:: ASSIGNMENT ::
Check every line of the entries below for the word "Tipo". Then give the number of lines that have it, with nothing added.

[Data records]
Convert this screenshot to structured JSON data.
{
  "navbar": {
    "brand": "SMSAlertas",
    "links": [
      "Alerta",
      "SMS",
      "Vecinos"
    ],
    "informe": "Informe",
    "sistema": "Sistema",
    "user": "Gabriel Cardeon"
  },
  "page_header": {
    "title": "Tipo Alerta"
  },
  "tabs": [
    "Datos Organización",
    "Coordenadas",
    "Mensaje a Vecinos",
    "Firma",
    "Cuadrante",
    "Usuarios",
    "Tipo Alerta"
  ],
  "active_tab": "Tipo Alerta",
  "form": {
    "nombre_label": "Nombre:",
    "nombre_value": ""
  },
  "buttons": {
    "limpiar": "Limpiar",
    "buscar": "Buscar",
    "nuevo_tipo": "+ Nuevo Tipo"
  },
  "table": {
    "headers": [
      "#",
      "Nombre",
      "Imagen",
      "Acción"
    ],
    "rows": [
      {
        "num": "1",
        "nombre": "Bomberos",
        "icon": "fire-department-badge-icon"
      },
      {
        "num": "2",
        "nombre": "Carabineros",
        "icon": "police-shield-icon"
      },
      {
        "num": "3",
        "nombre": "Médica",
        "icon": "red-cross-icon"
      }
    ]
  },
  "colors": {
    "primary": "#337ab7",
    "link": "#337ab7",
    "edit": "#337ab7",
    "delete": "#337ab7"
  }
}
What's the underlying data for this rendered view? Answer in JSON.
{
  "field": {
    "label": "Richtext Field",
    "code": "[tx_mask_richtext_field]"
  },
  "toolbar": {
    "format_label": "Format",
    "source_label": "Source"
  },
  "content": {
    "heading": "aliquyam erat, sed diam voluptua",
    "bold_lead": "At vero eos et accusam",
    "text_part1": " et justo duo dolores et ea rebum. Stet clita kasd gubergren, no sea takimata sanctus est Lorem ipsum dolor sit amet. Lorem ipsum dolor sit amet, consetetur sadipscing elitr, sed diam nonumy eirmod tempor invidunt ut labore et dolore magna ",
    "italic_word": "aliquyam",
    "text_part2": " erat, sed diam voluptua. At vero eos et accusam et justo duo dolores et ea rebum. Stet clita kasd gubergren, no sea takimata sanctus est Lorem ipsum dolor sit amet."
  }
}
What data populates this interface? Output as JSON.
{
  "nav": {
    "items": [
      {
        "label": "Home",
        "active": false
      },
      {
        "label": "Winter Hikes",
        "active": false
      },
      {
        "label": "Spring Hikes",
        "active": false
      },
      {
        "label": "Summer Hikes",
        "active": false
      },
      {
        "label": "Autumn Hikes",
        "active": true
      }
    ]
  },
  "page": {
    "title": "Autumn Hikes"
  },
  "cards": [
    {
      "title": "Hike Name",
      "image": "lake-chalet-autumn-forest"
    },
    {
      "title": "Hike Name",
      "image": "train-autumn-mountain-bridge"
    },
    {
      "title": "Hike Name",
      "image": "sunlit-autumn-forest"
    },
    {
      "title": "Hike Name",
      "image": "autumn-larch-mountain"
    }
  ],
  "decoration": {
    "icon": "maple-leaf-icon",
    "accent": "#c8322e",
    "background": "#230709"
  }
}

:: YOUR SOLUTION ::
4